Apart from the above, the beneficiaries have also transferred their interest in the corpus of the trust by separate deeds of assignment of the same date though not to the same charitable trust. As the corpus producing the income under consideration has also been transferred, the facts of the case are out of Section 60. In this view of the matter, he urged that the order of the Commissioner (Appeals) deserved to be upheld.7. We have considered the contentions of both the parties as well as the facts on record. In our opinion, the contentions raised for the assessee carry force. As has been held in the case of Smt. Kasturbai Walchand Trust (supra), the beneficiaries were indeed empowered by Section 58 to transfer their interest. The proviso to Section 58 does not apply to the facts of this case, because none of the beneficiaries was a married woman when the settlor created the trust in their favour.
There is indeed no material to distinguish between the surrender of the right as in the case of Smt. Kasturbai Walchand Trust (supra) and the assignments in the present case, because in both the cases the beneficiaries, in effect, gave away their rights. After they did it effectively in the eye of law, which we, on the authority of Smt.

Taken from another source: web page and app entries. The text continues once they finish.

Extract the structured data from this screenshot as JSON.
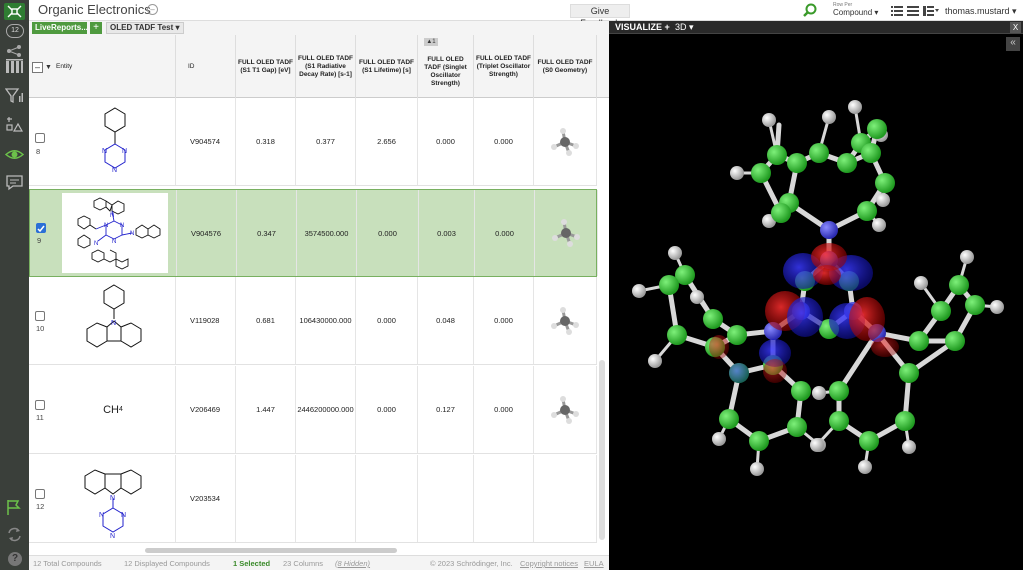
{
  "app": {
    "title": "Organic Electronics",
    "feedback": "Give Feedback",
    "row_per_label": "Row Per",
    "row_per_value": "Compound ▾",
    "user": "thomas.mustard ▾",
    "rail_badge": "12"
  },
  "tabs": {
    "livereport": "LiveReports...",
    "add": "+",
    "current": "OLED TADF Test ▾"
  },
  "grid": {
    "columns": [
      {
        "label": "Entity"
      },
      {
        "label": "ID"
      },
      {
        "label": "FULL OLED TADF (S1 T1 Gap) [eV]"
      },
      {
        "label": "FULL OLED TADF (S1 Radiative Decay Rate) [s-1]"
      },
      {
        "label": "FULL OLED TADF (S1 Lifetime) [s]"
      },
      {
        "label": "FULL OLED TADF (Singlet Oscillator Strength)"
      },
      {
        "label": "FULL OLED TADF (Triplet Oscillator Strength)"
      },
      {
        "label": "FULL OLED TADF (S0 Geometry)"
      }
    ],
    "sort_badge": "▲1",
    "rows": [
      {
        "num": "8",
        "id": "V904574",
        "gap": "0.318",
        "rate": "0.377",
        "life": "2.656",
        "sing": "0.000",
        "trip": "0.000"
      },
      {
        "num": "9",
        "id": "V904576",
        "gap": "0.347",
        "rate": "3574500.000",
        "life": "0.000",
        "sing": "0.003",
        "trip": "0.000"
      },
      {
        "num": "10",
        "id": "V119028",
        "gap": "0.681",
        "rate": "106430000.000",
        "life": "0.000",
        "sing": "0.048",
        "trip": "0.000"
      },
      {
        "num": "11",
        "id": "V206469",
        "gap": "1.447",
        "rate": "2446200000.000",
        "life": "0.000",
        "sing": "0.127",
        "trip": "0.000",
        "entity_text": "CH",
        "entity_sub": "4"
      },
      {
        "num": "12",
        "id": "V203534",
        "gap": "",
        "rate": "",
        "life": "",
        "sing": "",
        "trip": ""
      }
    ]
  },
  "status": {
    "total": "12 Total Compounds",
    "displayed": "12 Displayed Compounds",
    "selected": "1 Selected",
    "columns": "23 Columns",
    "hidden": "(8 Hidden)",
    "copyright": "© 2023 Schrödinger, Inc.",
    "notices": "Copyright notices",
    "eula": "EULA"
  },
  "viz": {
    "label": "VISUALIZE +",
    "mode": "3D ▾",
    "close": "X",
    "collapse": "«"
  },
  "colors": {
    "accent": "#4f9a3f",
    "selected_row": "#c8e0bc",
    "rail": "#3a3f3a"
  }
}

Kasturbai Walchand Trust's case (supra), hold that they have done, the income so diverted could no longer be assessed as their income. This is not a case of application of income, because the amounts assigned did not go out of the income of the beneficiaries unlike the case of Sitaldas Tirathdas (supra). Nor are the facts of the case hit by Section 60 because, unlike the case of Provat Kumar Mitter (supra) even the corpus, producing the income under consideration, has been transferred by the beneficiaries. Thus, we find that none of the reasons given in support of the case of the revenue stands a scrutiny and the decision of the Commissioner (Appeals) is based on sound reasoning and good authority. We, therefore, uphold the order of the Commissioner (Appeals).